◆ Instructions for the task ◆
With no images included, output each entry below exactly as it appears.

^^^^^^^^

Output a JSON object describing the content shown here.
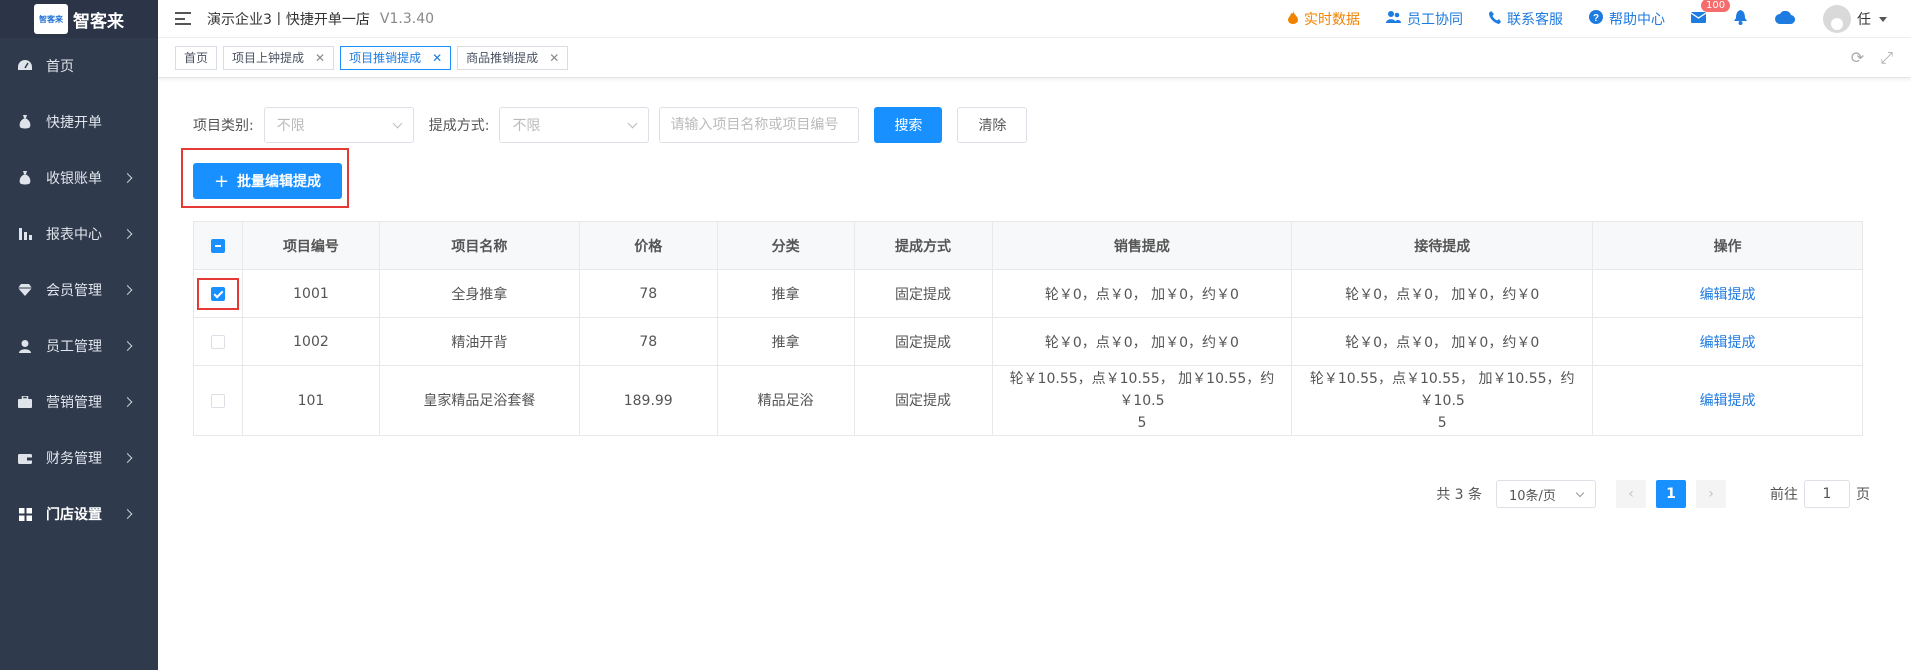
{
  "sidebar": {
    "logo_badge": "智客来",
    "logo_text": "智客来",
    "items": [
      {
        "label": "首页",
        "icon": "dashboard-icon",
        "has_arrow": false
      },
      {
        "label": "快捷开单",
        "icon": "money-bag-icon",
        "has_arrow": false
      },
      {
        "label": "收银账单",
        "icon": "money-bag-icon",
        "has_arrow": true
      },
      {
        "label": "报表中心",
        "icon": "bar-chart-icon",
        "has_arrow": true
      },
      {
        "label": "会员管理",
        "icon": "diamond-icon",
        "has_arrow": true
      },
      {
        "label": "员工管理",
        "icon": "user-icon",
        "has_arrow": true
      },
      {
        "label": "营销管理",
        "icon": "briefcase-icon",
        "has_arrow": true
      },
      {
        "label": "财务管理",
        "icon": "wallet-icon",
        "has_arrow": true
      },
      {
        "label": "门店设置",
        "icon": "grid-icon",
        "has_arrow": true
      }
    ]
  },
  "header": {
    "company": "演示企业3丨快捷开单一店",
    "version": "V1.3.40",
    "links": {
      "realtime": "实时数据",
      "staff": "员工协同",
      "support": "联系客服",
      "help": "帮助中心"
    },
    "mail_badge": "100",
    "user": "任"
  },
  "tabs": [
    {
      "label": "首页",
      "closable": false
    },
    {
      "label": "项目上钟提成",
      "closable": true
    },
    {
      "label": "项目推销提成",
      "closable": true,
      "active": true
    },
    {
      "label": "商品推销提成",
      "closable": true
    }
  ],
  "filters": {
    "category_label": "项目类别:",
    "category_value": "不限",
    "method_label": "提成方式:",
    "method_value": "不限",
    "search_placeholder": "请输入项目名称或项目编号",
    "search_button": "搜索",
    "clear_button": "清除"
  },
  "batch_button": "批量编辑提成",
  "table": {
    "headers": [
      "项目编号",
      "项目名称",
      "价格",
      "分类",
      "提成方式",
      "销售提成",
      "接待提成",
      "操作"
    ],
    "rows": [
      {
        "checked": true,
        "code": "1001",
        "name": "全身推拿",
        "price": "78",
        "category": "推拿",
        "method": "固定提成",
        "sales_line1": "轮￥0，点￥0， 加￥0，约￥0",
        "sales_line2": "",
        "reception_line1": "轮￥0，点￥0， 加￥0，约￥0",
        "reception_line2": "",
        "action": "编辑提成"
      },
      {
        "checked": false,
        "code": "1002",
        "name": "精油开背",
        "price": "78",
        "category": "推拿",
        "method": "固定提成",
        "sales_line1": "轮￥0，点￥0， 加￥0，约￥0",
        "sales_line2": "",
        "reception_line1": "轮￥0，点￥0， 加￥0，约￥0",
        "reception_line2": "",
        "action": "编辑提成"
      },
      {
        "checked": false,
        "code": "101",
        "name": "皇家精品足浴套餐",
        "price": "189.99",
        "category": "精品足浴",
        "method": "固定提成",
        "sales_line1": "轮￥10.55，点￥10.55， 加￥10.55，约￥10.5",
        "sales_line2": "5",
        "reception_line1": "轮￥10.55，点￥10.55， 加￥10.55，约￥10.5",
        "reception_line2": "5",
        "action": "编辑提成"
      }
    ]
  },
  "pagination": {
    "total": "共 3 条",
    "page_size": "10条/页",
    "current_page": "1",
    "goto_prefix": "前往",
    "goto_value": "1",
    "goto_suffix": "页"
  },
  "colors": {
    "primary": "#1890ff",
    "sidebar_bg": "#2f3a4d",
    "highlight_border": "#e53935",
    "orange_link": "#f08300"
  }
}
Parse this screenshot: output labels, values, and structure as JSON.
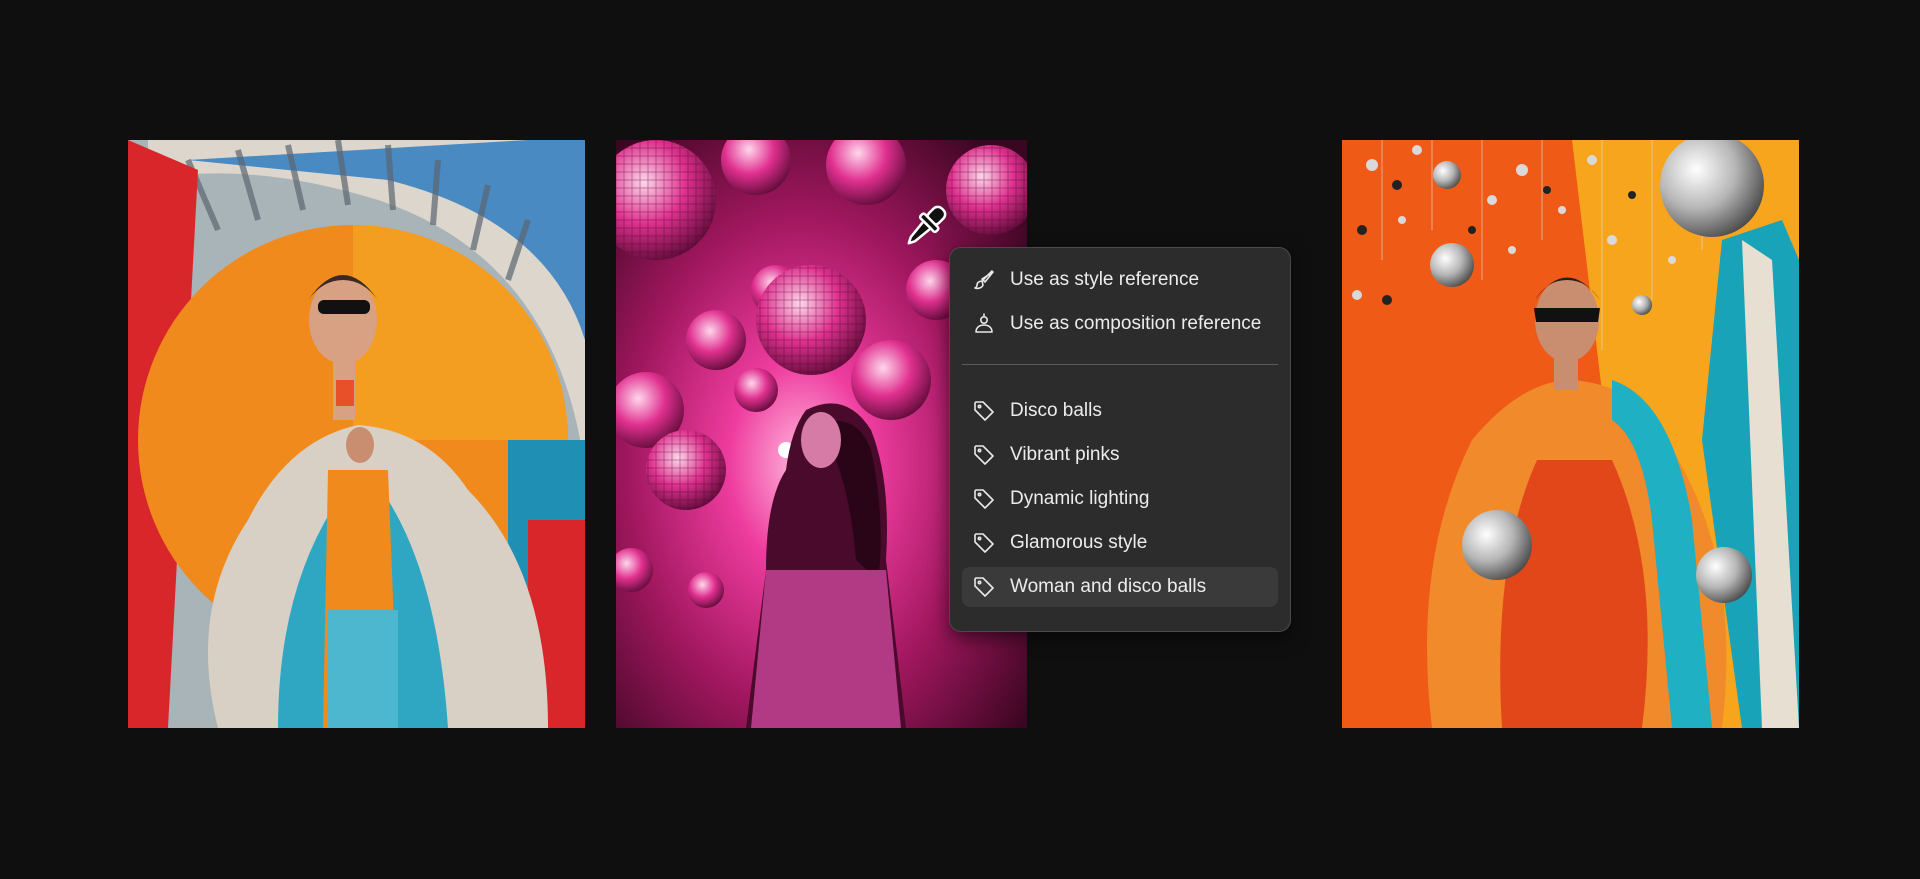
{
  "menu": {
    "actions": [
      {
        "label": "Use as style reference",
        "icon": "paintbrush-icon"
      },
      {
        "label": "Use as composition reference",
        "icon": "composition-person-icon"
      }
    ],
    "tags": [
      {
        "label": "Disco balls",
        "icon": "tag-icon"
      },
      {
        "label": "Vibrant pinks",
        "icon": "tag-icon"
      },
      {
        "label": "Dynamic lighting",
        "icon": "tag-icon"
      },
      {
        "label": "Glamorous style",
        "icon": "tag-icon"
      },
      {
        "label": "Woman and disco balls",
        "icon": "tag-icon"
      }
    ],
    "hovered_item": "Woman and disco balls"
  },
  "images": [
    {
      "name": "fashion-photo-orange-coat",
      "palette": [
        "#f08a1c",
        "#e8502a",
        "#2fa7c3",
        "#d8d0c4"
      ]
    },
    {
      "name": "disco-ball-pink-room",
      "palette": [
        "#e0308f",
        "#7a0f4e",
        "#ffd6ec"
      ]
    },
    {
      "name": "fashion-photo-disco-balls",
      "palette": [
        "#ef5a17",
        "#f7a51c",
        "#19a3b8",
        "#c8c8c8"
      ]
    }
  ],
  "colors": {
    "background": "#0f0f10",
    "menu_bg": "#2c2c2c",
    "menu_text": "#ececec"
  }
}
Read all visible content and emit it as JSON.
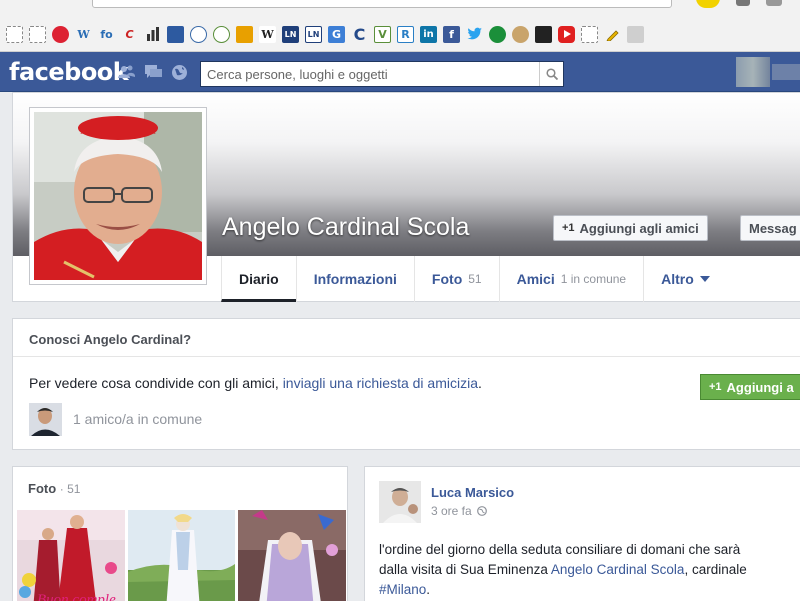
{
  "search": {
    "placeholder": "Cerca persone, luoghi e oggetti"
  },
  "facebook": {
    "logo": "facebook"
  },
  "bookmarks": [
    "W",
    "fo",
    "C",
    "W",
    "LN",
    "LN",
    "G",
    "C",
    "V",
    "R",
    "in",
    "f"
  ],
  "profile": {
    "name": "Angelo Cardinal Scola",
    "add_friend": "Aggiungi agli amici",
    "message": "Messag"
  },
  "tabs": [
    {
      "label": "Diario",
      "count": ""
    },
    {
      "label": "Informazioni",
      "count": ""
    },
    {
      "label": "Foto",
      "count": "51"
    },
    {
      "label": "Amici",
      "count": "1 in comune"
    },
    {
      "label": "Altro",
      "count": ""
    }
  ],
  "know": {
    "title": "Conosci Angelo Cardinal?",
    "text_prefix": "Per vedere cosa condivide con gli amici, ",
    "link": "inviagli una richiesta di amicizia",
    "text_suffix": ".",
    "button": "Aggiungi a",
    "mutual": "1 amico/a in comune"
  },
  "photos": {
    "title": "Foto",
    "count": "51",
    "caption_partial": "Buon comple"
  },
  "post": {
    "author": "Luca Marsico",
    "time": "3 ore fa",
    "line1": "l'ordine del giorno della seduta consiliare di domani che sarà",
    "line2_prefix": "dalla visita di Sua Eminenza ",
    "line2_link": "Angelo Cardinal Scola",
    "line2_suffix": ", cardinale",
    "hashtag": "#Milano",
    "hashtag_suffix": "."
  },
  "colors": {
    "fb_blue": "#3b5998",
    "link": "#3b5998",
    "green_button": "#6ab04c"
  }
}
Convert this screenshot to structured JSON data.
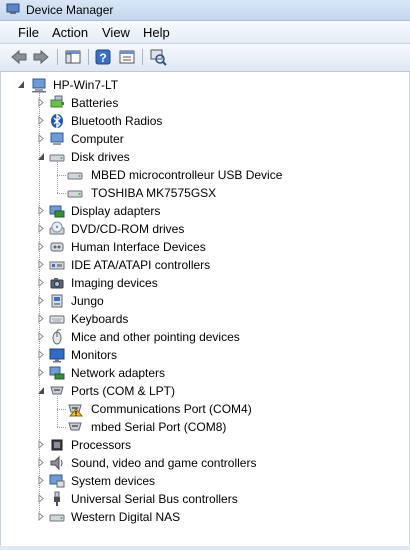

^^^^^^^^

◆ Your solution ◆
Output a JSON object describing the content shown here.
{
  "sidebar": {
    "logo_badge": "智客来",
    "logo_text": "智客来",
    "items": [
      {
        "label": "首页",
        "icon": "dashboard-icon",
        "has_arrow": false
      },
      {
        "label": "快捷开单",
        "icon": "money-bag-icon",
        "has_arrow": false
      },
      {
        "label": "收银账单",
        "icon": "money-bag-icon",
        "has_arrow": true
      },
      {
        "label": "报表中心",
        "icon": "bar-chart-icon",
        "has_arrow": true
      },
      {
        "label": "会员管理",
        "icon": "diamond-icon",
        "has_arrow": true
      },
      {
        "label": "员工管理",
        "icon": "user-icon",
        "has_arrow": true
      },
      {
        "label": "营销管理",
        "icon": "briefcase-icon",
        "has_arrow": true
      },
      {
        "label": "财务管理",
        "icon": "wallet-icon",
        "has_arrow": true
      },
      {
        "label": "门店设置",
        "icon": "grid-icon",
        "has_arrow": true
      }
    ]
  },
  "header": {
    "company": "演示企业3丨快捷开单一店",
    "version": "V1.3.40",
    "links": {
      "realtime": "实时数据",
      "staff": "员工协同",
      "support": "联系客服",
      "help": "帮助中心"
    },
    "mail_badge": "100",
    "user": "任"
  },
  "tabs": [
    {
      "label": "首页",
      "closable": false
    },
    {
      "label": "项目上钟提成",
      "closable": true
    },
    {
      "label": "项目推销提成",
      "closable": true,
      "active": true
    },
    {
      "label": "商品推销提成",
      "closable": true
    }
  ],
  "filters": {
    "category_label": "项目类别:",
    "category_value": "不限",
    "method_label": "提成方式:",
    "method_value": "不限",
    "search_placeholder": "请输入项目名称或项目编号",
    "search_button": "搜索",
    "clear_button": "清除"
  },
  "batch_button": "批量编辑提成",
  "table": {
    "headers": [
      "项目编号",
      "项目名称",
      "价格",
      "分类",
      "提成方式",
      "销售提成",
      "接待提成",
      "操作"
    ],
    "rows": [
      {
        "checked": true,
        "code": "1001",
        "name": "全身推拿",
        "price": "78",
        "category": "推拿",
        "method": "固定提成",
        "sales_line1": "轮￥0，点￥0， 加￥0，约￥0",
        "sales_line2": "",
        "reception_line1": "轮￥0，点￥0， 加￥0，约￥0",
        "reception_line2": "",
        "action": "编辑提成"
      },
      {
        "checked": false,
        "code": "1002",
        "name": "精油开背",
        "price": "78",
        "category": "推拿",
        "method": "固定提成",
        "sales_line1": "轮￥0，点￥0， 加￥0，约￥0",
        "sales_line2": "",
        "reception_line1": "轮￥0，点￥0， 加￥0，约￥0",
        "reception_line2": "",
        "action": "编辑提成"
      },
      {
        "checked": false,
        "code": "101",
        "name": "皇家精品足浴套餐",
        "price": "189.99",
        "category": "精品足浴",
        "method": "固定提成",
        "sales_line1": "轮￥10.55，点￥10.55， 加￥10.55，约￥10.5",
        "sales_line2": "5",
        "reception_line1": "轮￥10.55，点￥10.55， 加￥10.55，约￥10.5",
        "reception_line2": "5",
        "action": "编辑提成"
      }
    ]
  },
  "pagination": {
    "total": "共 3 条",
    "page_size": "10条/页",
    "current_page": "1",
    "goto_prefix": "前往",
    "goto_value": "1",
    "goto_suffix": "页"
  },
  "colors": {
    "primary": "#1890ff",
    "sidebar_bg": "#2f3a4d",
    "highlight_border": "#e53935",
    "orange_link": "#f08300"
  }
}
Parse this screenshot: output labels, values, and structure as JSON.
{
  "menu": {
    "actions": [
      {
        "label": "Use as style reference",
        "icon": "paintbrush-icon"
      },
      {
        "label": "Use as composition reference",
        "icon": "composition-person-icon"
      }
    ],
    "tags": [
      {
        "label": "Disco balls",
        "icon": "tag-icon"
      },
      {
        "label": "Vibrant pinks",
        "icon": "tag-icon"
      },
      {
        "label": "Dynamic lighting",
        "icon": "tag-icon"
      },
      {
        "label": "Glamorous style",
        "icon": "tag-icon"
      },
      {
        "label": "Woman and disco balls",
        "icon": "tag-icon"
      }
    ],
    "hovered_item": "Woman and disco balls"
  },
  "images": [
    {
      "name": "fashion-photo-orange-coat",
      "palette": [
        "#f08a1c",
        "#e8502a",
        "#2fa7c3",
        "#d8d0c4"
      ]
    },
    {
      "name": "disco-ball-pink-room",
      "palette": [
        "#e0308f",
        "#7a0f4e",
        "#ffd6ec"
      ]
    },
    {
      "name": "fashion-photo-disco-balls",
      "palette": [
        "#ef5a17",
        "#f7a51c",
        "#19a3b8",
        "#c8c8c8"
      ]
    }
  ],
  "colors": {
    "background": "#0f0f10",
    "menu_bg": "#2c2c2c",
    "menu_text": "#ececec"
  }
}
Read all visible content and emit it as JSON.
{
  "search": {
    "placeholder": "Cerca persone, luoghi e oggetti"
  },
  "facebook": {
    "logo": "facebook"
  },
  "bookmarks": [
    "W",
    "fo",
    "C",
    "W",
    "LN",
    "LN",
    "G",
    "C",
    "V",
    "R",
    "in",
    "f"
  ],
  "profile": {
    "name": "Angelo Cardinal Scola",
    "add_friend": "Aggiungi agli amici",
    "message": "Messag"
  },
  "tabs": [
    {
      "label": "Diario",
      "count": ""
    },
    {
      "label": "Informazioni",
      "count": ""
    },
    {
      "label": "Foto",
      "count": "51"
    },
    {
      "label": "Amici",
      "count": "1 in comune"
    },
    {
      "label": "Altro",
      "count": ""
    }
  ],
  "know": {
    "title": "Conosci Angelo Cardinal?",
    "text_prefix": "Per vedere cosa condivide con gli amici, ",
    "link": "inviagli una richiesta di amicizia",
    "text_suffix": ".",
    "button": "Aggiungi a",
    "mutual": "1 amico/a in comune"
  },
  "photos": {
    "title": "Foto",
    "count": "51",
    "caption_partial": "Buon comple"
  },
  "post": {
    "author": "Luca Marsico",
    "time": "3 ore fa",
    "line1": "l'ordine del giorno della seduta consiliare di domani che sarà",
    "line2_prefix": "dalla visita di Sua Eminenza ",
    "line2_link": "Angelo Cardinal Scola",
    "line2_suffix": ", cardinale",
    "hashtag": "#Milano",
    "hashtag_suffix": "."
  },
  "colors": {
    "fb_blue": "#3b5998",
    "link": "#3b5998",
    "green_button": "#6ab04c"
  }
}
Convert this screenshot to structured JSON data.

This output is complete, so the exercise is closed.